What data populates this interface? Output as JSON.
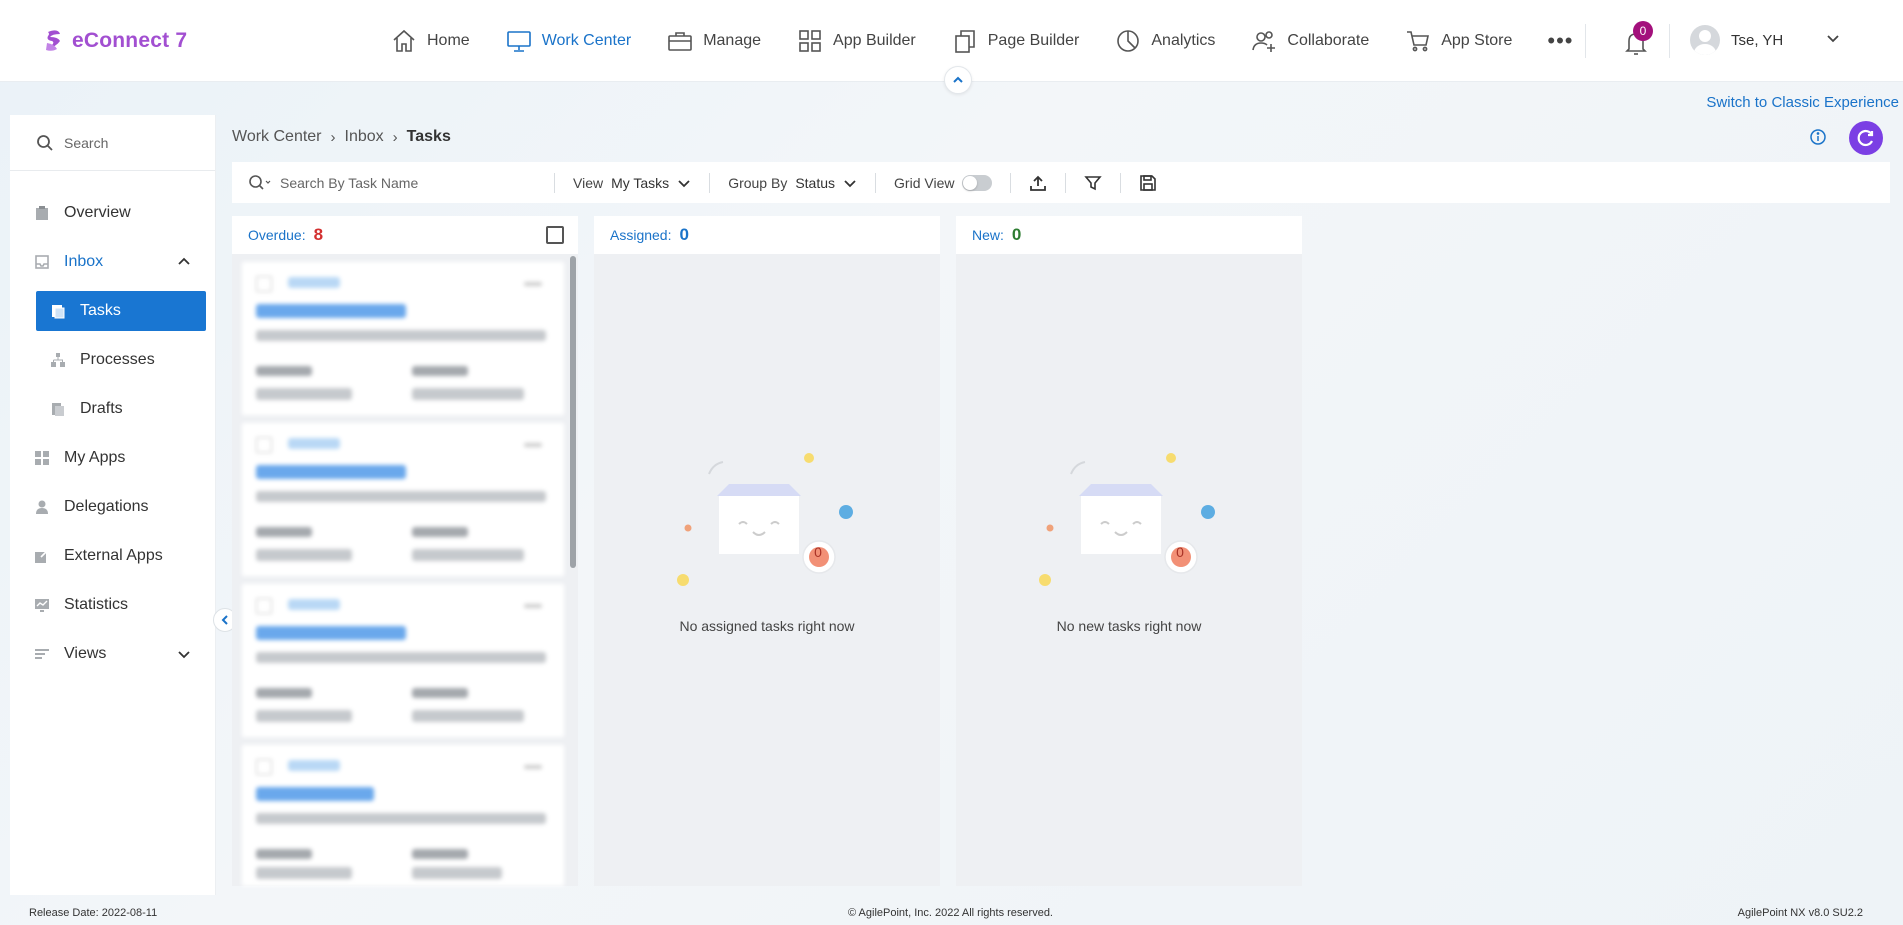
{
  "app": {
    "name": "eConnect 7",
    "brand_color": "#a24fd1",
    "accent_color": "#1a73c9"
  },
  "nav": {
    "items": [
      {
        "label": "Home",
        "icon": "home-icon",
        "active": false
      },
      {
        "label": "Work Center",
        "icon": "monitor-icon",
        "active": true
      },
      {
        "label": "Manage",
        "icon": "briefcase-icon",
        "active": false
      },
      {
        "label": "App Builder",
        "icon": "grid-icon",
        "active": false
      },
      {
        "label": "Page Builder",
        "icon": "pages-icon",
        "active": false
      },
      {
        "label": "Analytics",
        "icon": "pie-chart-icon",
        "active": false
      },
      {
        "label": "Collaborate",
        "icon": "users-icon",
        "active": false
      },
      {
        "label": "App Store",
        "icon": "cart-icon",
        "active": false
      }
    ],
    "more": "•••",
    "notifications_count": "0",
    "user_name": "Tse, YH"
  },
  "switch_classic": "Switch to Classic Experience",
  "sidebar": {
    "search_placeholder": "Search",
    "items": [
      {
        "label": "Overview",
        "icon": "clipboard-icon"
      },
      {
        "label": "Inbox",
        "icon": "inbox-icon",
        "expanded": true
      },
      {
        "label": "Tasks",
        "icon": "tasks-icon",
        "selected": true
      },
      {
        "label": "Processes",
        "icon": "sitemap-icon"
      },
      {
        "label": "Drafts",
        "icon": "drafts-icon"
      },
      {
        "label": "My Apps",
        "icon": "apps-grid-icon"
      },
      {
        "label": "Delegations",
        "icon": "person-icon"
      },
      {
        "label": "External Apps",
        "icon": "external-link-icon"
      },
      {
        "label": "Statistics",
        "icon": "statistics-icon"
      },
      {
        "label": "Views",
        "icon": "list-lines-icon",
        "expanded": false
      }
    ]
  },
  "breadcrumb": [
    "Work Center",
    "Inbox",
    "Tasks"
  ],
  "toolbar": {
    "search_placeholder": "Search By Task Name",
    "view_label": "View",
    "view_value": "My Tasks",
    "group_label": "Group By",
    "group_value": "Status",
    "grid_label": "Grid View",
    "grid_on": false
  },
  "columns": [
    {
      "label": "Overdue:",
      "count": "8",
      "count_color": "#d32f2f",
      "cards_visible": 4
    },
    {
      "label": "Assigned:",
      "count": "0",
      "count_color": "#1a73c9",
      "empty_message": "No assigned tasks right now",
      "badge": "0"
    },
    {
      "label": "New:",
      "count": "0",
      "count_color": "#2e7d32",
      "empty_message": "No new tasks right now",
      "badge": "0"
    }
  ],
  "footer": {
    "release": "Release Date: 2022-08-11",
    "copyright": "© AgilePoint, Inc. 2022 All rights reserved.",
    "version": "AgilePoint NX v8.0 SU2.2"
  }
}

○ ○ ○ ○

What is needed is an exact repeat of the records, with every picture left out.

What data populates this interface? Output as JSON.
{
  "app": {
    "name": "eConnect 7",
    "brand_color": "#a24fd1",
    "accent_color": "#1a73c9"
  },
  "nav": {
    "items": [
      {
        "label": "Home",
        "icon": "home-icon",
        "active": false
      },
      {
        "label": "Work Center",
        "icon": "monitor-icon",
        "active": true
      },
      {
        "label": "Manage",
        "icon": "briefcase-icon",
        "active": false
      },
      {
        "label": "App Builder",
        "icon": "grid-icon",
        "active": false
      },
      {
        "label": "Page Builder",
        "icon": "pages-icon",
        "active": false
      },
      {
        "label": "Analytics",
        "icon": "pie-chart-icon",
        "active": false
      },
      {
        "label": "Collaborate",
        "icon": "users-icon",
        "active": false
      },
      {
        "label": "App Store",
        "icon": "cart-icon",
        "active": false
      }
    ],
    "more": "•••",
    "notifications_count": "0",
    "user_name": "Tse, YH"
  },
  "switch_classic": "Switch to Classic Experience",
  "sidebar": {
    "search_placeholder": "Search",
    "items": [
      {
        "label": "Overview",
        "icon": "clipboard-icon"
      },
      {
        "label": "Inbox",
        "icon": "inbox-icon",
        "expanded": true
      },
      {
        "label": "Tasks",
        "icon": "tasks-icon",
        "selected": true
      },
      {
        "label": "Processes",
        "icon": "sitemap-icon"
      },
      {
        "label": "Drafts",
        "icon": "drafts-icon"
      },
      {
        "label": "My Apps",
        "icon": "apps-grid-icon"
      },
      {
        "label": "Delegations",
        "icon": "person-icon"
      },
      {
        "label": "External Apps",
        "icon": "external-link-icon"
      },
      {
        "label": "Statistics",
        "icon": "statistics-icon"
      },
      {
        "label": "Views",
        "icon": "list-lines-icon",
        "expanded": false
      }
    ]
  },
  "breadcrumb": [
    "Work Center",
    "Inbox",
    "Tasks"
  ],
  "toolbar": {
    "search_placeholder": "Search By Task Name",
    "view_label": "View",
    "view_value": "My Tasks",
    "group_label": "Group By",
    "group_value": "Status",
    "grid_label": "Grid View",
    "grid_on": false
  },
  "columns": [
    {
      "label": "Overdue:",
      "count": "8",
      "count_color": "#d32f2f",
      "cards_visible": 4
    },
    {
      "label": "Assigned:",
      "count": "0",
      "count_color": "#1a73c9",
      "empty_message": "No assigned tasks right now",
      "badge": "0"
    },
    {
      "label": "New:",
      "count": "0",
      "count_color": "#2e7d32",
      "empty_message": "No new tasks right now",
      "badge": "0"
    }
  ],
  "footer": {
    "release": "Release Date: 2022-08-11",
    "copyright": "© AgilePoint, Inc. 2022 All rights reserved.",
    "version": "AgilePoint NX v8.0 SU2.2"
  }
}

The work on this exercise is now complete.